"One team is working with Inuvialuit elders to come up with a renewable energy terminology—and maybe revive a dying language"
"Canada’s Northwest Territories comprise one of the fastest-warming regions of the Arctic. Here, residents see spring arrive weeks earlier than it used to, while the ground beneath their homes thaws and slumps. Yet while much of the world talks about solar power, wind energy and other sustainable energy technologies to slow climate warming, Inuvialuit communities can't do the same—at least not in their indigenous language, because the words for these options don't exist.
Sheena Adams is partnering with Inuvialuit elders to change this, by creating a vocabulary around renewable energy in their language of Inuvialuktun. About 20 percent of roughly 3,100 Inuvialuit people speak this language conversationally today, with most also speaking English. This means the project has twin goals: to draw attention to renewable energy options, as well as to help revitalize a declining language, says Adams, a graduate student in environment and sustainability at Royal Roads University in British Columbia.

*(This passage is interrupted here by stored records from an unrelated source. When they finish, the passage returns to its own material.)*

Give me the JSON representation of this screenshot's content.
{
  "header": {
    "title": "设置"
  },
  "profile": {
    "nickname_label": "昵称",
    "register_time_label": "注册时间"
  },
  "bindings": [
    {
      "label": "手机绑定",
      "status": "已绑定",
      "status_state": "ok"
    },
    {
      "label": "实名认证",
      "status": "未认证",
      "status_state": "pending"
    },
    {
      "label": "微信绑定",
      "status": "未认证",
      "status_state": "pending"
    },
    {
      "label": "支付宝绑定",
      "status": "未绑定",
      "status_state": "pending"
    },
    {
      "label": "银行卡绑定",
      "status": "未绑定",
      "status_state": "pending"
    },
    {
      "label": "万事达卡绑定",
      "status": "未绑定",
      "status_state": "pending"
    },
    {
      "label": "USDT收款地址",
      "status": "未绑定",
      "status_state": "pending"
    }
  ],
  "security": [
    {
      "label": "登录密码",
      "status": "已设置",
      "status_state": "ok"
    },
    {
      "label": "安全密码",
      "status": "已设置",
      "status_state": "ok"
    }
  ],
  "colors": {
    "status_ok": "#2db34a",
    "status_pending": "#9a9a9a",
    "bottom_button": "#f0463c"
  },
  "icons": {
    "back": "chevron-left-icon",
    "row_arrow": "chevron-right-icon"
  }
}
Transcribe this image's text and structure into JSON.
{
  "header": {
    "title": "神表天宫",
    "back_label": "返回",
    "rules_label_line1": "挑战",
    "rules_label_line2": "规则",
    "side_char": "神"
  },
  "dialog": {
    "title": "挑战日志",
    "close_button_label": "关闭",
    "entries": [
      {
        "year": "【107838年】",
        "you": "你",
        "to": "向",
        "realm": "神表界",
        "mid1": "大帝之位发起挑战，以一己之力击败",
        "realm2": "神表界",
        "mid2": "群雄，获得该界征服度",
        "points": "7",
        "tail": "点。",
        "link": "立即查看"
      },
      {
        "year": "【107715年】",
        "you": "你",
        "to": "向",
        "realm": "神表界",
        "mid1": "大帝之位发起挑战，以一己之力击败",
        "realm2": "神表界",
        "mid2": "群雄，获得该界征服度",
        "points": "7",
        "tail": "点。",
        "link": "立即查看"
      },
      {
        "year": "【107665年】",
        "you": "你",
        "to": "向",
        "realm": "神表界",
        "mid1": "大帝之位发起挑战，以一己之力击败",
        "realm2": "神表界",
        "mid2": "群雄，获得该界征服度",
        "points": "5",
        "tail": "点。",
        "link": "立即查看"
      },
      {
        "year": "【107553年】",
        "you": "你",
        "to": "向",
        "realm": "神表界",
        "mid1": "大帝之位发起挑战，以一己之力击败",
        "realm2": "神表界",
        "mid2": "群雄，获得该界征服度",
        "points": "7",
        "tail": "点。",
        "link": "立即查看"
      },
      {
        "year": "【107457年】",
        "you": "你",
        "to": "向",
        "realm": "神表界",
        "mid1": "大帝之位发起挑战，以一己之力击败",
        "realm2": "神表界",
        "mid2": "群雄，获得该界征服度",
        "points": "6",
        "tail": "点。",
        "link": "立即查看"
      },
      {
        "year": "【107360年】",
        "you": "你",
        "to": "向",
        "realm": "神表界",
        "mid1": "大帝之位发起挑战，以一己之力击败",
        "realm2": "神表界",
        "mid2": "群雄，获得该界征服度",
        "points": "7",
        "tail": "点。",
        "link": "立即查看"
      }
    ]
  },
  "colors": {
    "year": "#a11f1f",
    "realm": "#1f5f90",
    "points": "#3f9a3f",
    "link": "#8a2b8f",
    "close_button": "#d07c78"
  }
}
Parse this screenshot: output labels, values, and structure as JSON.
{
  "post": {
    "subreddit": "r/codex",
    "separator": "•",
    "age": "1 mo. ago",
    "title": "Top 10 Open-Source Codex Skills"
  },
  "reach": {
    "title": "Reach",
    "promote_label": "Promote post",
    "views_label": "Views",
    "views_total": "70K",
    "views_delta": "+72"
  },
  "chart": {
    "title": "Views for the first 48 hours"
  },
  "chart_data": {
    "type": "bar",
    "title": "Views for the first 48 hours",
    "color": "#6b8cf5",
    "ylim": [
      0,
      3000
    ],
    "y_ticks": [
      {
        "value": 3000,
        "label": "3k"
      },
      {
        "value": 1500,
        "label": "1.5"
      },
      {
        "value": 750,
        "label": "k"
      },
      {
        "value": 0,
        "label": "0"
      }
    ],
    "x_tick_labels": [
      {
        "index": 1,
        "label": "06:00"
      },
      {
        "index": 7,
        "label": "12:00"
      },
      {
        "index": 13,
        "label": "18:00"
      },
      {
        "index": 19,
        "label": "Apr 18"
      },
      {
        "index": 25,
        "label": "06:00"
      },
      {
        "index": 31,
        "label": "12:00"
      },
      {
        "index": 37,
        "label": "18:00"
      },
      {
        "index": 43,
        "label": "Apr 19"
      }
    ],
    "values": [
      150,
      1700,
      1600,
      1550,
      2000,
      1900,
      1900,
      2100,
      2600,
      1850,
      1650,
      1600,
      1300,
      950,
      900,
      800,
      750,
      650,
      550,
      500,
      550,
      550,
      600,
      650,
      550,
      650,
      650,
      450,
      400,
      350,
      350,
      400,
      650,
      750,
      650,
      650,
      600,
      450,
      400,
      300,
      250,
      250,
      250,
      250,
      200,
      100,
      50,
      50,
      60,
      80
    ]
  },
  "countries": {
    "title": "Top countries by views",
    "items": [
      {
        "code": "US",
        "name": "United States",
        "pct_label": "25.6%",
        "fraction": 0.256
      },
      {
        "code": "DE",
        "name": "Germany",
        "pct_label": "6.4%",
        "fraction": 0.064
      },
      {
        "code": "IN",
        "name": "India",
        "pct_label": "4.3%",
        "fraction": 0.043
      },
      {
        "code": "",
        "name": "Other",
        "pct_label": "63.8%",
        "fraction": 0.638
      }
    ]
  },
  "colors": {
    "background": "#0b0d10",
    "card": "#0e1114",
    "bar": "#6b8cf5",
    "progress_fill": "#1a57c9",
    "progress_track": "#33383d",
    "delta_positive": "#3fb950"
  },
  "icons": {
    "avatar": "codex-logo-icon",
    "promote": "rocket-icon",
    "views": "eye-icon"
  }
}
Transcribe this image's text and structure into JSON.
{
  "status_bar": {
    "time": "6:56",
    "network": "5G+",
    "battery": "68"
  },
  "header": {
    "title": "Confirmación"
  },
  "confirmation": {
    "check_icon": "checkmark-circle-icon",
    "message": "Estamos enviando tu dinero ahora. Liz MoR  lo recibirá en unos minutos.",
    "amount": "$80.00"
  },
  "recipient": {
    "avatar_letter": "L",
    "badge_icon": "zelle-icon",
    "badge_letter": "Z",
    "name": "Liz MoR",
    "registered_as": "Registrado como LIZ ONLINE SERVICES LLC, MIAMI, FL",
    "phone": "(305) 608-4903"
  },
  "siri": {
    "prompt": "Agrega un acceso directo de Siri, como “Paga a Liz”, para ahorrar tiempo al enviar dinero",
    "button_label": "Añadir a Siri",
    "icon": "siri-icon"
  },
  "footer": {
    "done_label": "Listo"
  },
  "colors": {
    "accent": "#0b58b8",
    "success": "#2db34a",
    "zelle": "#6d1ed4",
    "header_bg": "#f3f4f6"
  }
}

“There is a big push to help restore those languages because, like a lot of indigenous languages in the world, we are losing them,” she says. “So I thought this would be a good way to support that movement while promoting renewable energy and conservation.” "